- Data shown
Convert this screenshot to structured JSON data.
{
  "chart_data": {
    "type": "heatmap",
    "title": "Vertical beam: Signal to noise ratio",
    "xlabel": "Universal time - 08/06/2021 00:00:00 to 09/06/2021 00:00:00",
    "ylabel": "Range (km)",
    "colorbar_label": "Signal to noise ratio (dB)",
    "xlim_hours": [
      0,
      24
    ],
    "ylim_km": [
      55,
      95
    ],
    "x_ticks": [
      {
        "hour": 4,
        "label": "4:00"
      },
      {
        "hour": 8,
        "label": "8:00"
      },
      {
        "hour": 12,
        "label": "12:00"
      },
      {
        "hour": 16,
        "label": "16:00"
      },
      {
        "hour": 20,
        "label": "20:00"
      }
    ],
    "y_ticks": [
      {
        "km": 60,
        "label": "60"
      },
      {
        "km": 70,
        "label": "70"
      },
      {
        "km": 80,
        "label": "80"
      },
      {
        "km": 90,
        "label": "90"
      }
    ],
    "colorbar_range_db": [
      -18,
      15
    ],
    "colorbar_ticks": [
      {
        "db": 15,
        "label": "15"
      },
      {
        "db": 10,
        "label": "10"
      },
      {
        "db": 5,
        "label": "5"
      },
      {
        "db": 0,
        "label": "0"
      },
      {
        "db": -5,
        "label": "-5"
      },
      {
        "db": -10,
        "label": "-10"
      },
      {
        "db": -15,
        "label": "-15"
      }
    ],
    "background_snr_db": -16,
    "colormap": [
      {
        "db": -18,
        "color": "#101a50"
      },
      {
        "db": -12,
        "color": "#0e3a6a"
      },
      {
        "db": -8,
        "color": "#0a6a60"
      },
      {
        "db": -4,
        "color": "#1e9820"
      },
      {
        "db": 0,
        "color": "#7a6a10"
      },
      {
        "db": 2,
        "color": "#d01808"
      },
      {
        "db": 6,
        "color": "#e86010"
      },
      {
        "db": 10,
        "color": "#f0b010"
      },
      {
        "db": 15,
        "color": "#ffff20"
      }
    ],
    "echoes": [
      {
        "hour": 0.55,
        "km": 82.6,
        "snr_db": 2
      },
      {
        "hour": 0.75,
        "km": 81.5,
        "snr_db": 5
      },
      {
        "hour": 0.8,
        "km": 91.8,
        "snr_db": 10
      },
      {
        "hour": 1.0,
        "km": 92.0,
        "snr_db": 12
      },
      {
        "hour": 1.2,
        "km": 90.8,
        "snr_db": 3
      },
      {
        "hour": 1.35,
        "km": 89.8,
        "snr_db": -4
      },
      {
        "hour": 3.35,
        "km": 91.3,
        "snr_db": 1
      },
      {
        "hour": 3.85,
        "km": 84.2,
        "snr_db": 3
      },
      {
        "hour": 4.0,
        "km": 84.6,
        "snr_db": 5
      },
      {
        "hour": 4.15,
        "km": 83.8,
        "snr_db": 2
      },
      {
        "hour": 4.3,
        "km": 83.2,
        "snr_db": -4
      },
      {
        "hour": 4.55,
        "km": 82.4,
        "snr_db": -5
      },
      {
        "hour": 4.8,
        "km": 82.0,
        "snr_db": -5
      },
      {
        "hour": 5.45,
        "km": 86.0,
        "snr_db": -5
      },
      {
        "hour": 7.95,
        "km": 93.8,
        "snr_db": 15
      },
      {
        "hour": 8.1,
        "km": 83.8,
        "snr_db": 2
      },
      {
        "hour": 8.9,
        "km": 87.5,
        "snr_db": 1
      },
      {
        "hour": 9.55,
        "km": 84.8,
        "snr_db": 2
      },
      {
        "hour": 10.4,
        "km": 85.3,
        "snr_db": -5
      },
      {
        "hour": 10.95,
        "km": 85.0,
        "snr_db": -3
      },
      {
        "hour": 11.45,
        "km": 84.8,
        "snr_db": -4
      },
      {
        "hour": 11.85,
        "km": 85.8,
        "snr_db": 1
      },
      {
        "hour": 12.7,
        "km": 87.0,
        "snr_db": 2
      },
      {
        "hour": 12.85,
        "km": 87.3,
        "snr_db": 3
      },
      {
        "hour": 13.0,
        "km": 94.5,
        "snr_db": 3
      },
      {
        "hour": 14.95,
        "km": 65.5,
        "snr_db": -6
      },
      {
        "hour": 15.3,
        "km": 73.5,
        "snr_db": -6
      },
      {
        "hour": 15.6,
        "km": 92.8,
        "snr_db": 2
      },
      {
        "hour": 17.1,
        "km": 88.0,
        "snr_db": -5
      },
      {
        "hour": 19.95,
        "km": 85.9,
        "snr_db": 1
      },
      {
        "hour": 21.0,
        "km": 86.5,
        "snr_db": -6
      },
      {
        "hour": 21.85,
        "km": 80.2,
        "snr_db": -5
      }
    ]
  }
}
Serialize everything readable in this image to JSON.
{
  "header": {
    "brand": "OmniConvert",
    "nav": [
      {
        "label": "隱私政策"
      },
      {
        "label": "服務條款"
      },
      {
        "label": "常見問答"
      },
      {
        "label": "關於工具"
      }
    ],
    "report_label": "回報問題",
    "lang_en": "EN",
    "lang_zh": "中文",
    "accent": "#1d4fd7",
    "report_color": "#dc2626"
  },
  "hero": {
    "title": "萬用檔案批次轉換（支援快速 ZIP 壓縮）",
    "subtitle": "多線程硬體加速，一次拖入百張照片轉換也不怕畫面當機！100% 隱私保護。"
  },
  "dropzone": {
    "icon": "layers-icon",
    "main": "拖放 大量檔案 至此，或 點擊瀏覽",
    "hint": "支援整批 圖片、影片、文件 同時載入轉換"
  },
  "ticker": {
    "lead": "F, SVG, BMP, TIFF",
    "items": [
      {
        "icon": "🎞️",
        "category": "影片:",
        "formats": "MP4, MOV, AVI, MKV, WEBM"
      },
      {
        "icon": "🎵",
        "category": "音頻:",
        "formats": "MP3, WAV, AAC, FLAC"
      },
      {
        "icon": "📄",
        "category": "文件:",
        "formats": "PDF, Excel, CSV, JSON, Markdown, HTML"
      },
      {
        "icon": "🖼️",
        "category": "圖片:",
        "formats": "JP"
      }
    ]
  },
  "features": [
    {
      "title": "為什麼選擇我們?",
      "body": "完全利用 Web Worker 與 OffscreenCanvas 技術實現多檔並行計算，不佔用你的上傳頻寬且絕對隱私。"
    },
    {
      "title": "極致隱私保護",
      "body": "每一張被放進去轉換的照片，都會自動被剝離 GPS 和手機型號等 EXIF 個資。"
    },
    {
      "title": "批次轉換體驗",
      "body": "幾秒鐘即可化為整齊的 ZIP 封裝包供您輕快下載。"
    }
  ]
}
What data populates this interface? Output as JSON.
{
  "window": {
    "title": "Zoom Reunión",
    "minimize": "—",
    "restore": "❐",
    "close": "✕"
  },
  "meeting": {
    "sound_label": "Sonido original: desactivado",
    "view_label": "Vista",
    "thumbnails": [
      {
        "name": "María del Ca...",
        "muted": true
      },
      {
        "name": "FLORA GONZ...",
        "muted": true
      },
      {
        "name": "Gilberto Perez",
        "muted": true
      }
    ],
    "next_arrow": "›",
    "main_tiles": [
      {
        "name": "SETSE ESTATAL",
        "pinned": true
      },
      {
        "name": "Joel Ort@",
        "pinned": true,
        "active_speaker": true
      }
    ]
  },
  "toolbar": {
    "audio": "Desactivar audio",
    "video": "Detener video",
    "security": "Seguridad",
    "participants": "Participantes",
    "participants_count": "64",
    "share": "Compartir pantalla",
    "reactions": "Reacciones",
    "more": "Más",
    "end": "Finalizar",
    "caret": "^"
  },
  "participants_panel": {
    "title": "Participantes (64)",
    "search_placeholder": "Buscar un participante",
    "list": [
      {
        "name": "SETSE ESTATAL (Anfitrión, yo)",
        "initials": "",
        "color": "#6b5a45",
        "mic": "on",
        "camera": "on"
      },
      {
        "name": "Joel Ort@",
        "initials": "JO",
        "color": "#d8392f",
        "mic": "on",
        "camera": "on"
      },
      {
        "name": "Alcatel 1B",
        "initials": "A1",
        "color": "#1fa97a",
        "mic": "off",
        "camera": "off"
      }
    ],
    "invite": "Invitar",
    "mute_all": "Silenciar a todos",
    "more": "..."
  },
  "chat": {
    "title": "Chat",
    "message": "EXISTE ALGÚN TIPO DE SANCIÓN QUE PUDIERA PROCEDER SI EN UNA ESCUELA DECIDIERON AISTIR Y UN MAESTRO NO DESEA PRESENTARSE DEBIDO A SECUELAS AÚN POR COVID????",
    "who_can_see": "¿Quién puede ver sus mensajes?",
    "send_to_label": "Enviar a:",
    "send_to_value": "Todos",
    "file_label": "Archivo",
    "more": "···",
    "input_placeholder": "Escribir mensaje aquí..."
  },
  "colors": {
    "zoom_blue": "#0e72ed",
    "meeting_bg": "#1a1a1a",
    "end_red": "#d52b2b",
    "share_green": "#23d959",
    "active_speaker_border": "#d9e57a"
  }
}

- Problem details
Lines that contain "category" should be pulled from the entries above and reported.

- Result of the exercise
        "category": "影片:",
        "category": "音頻:",
        "category": "文件:",
        "category": "圖片:",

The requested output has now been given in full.